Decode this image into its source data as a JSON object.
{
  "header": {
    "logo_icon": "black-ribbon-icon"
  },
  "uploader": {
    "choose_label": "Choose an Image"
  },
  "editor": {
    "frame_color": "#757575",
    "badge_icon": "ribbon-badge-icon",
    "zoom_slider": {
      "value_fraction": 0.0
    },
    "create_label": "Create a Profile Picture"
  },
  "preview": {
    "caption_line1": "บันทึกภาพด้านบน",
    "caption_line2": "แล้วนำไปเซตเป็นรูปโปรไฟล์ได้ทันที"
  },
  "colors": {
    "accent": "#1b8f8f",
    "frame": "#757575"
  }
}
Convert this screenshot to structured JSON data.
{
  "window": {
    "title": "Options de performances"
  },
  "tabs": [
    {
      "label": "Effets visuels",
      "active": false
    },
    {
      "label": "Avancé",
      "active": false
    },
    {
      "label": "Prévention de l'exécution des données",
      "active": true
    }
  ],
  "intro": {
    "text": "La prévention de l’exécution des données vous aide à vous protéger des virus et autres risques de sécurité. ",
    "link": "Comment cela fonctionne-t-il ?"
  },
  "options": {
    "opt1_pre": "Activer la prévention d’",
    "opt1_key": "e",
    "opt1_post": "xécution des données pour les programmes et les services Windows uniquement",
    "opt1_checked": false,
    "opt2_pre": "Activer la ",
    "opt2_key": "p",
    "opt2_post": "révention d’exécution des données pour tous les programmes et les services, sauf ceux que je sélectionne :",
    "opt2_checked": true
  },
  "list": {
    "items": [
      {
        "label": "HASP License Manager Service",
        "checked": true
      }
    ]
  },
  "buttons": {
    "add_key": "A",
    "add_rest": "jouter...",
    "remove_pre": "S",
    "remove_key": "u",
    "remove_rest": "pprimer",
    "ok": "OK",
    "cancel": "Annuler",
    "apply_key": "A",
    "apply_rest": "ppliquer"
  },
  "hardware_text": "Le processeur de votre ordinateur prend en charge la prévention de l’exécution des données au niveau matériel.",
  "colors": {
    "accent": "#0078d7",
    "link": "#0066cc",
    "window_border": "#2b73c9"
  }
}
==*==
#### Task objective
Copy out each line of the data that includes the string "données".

#### Task answer
      "label": "Prévention de l'exécution des données",
    "text": "La prévention de l’exécution des données vous aide à vous protéger des virus et autres risques de sécurité. ",
    "opt1_post": "xécution des données pour les programmes et les services Windows uniquement",
    "opt2_post": "révention d’exécution des données pour tous les programmes et les services, sauf ceux que je sélectionne :",
  "hardware_text": "Le processeur de votre ordinateur prend en charge la prévention de l’exécution des données au niveau matériel.",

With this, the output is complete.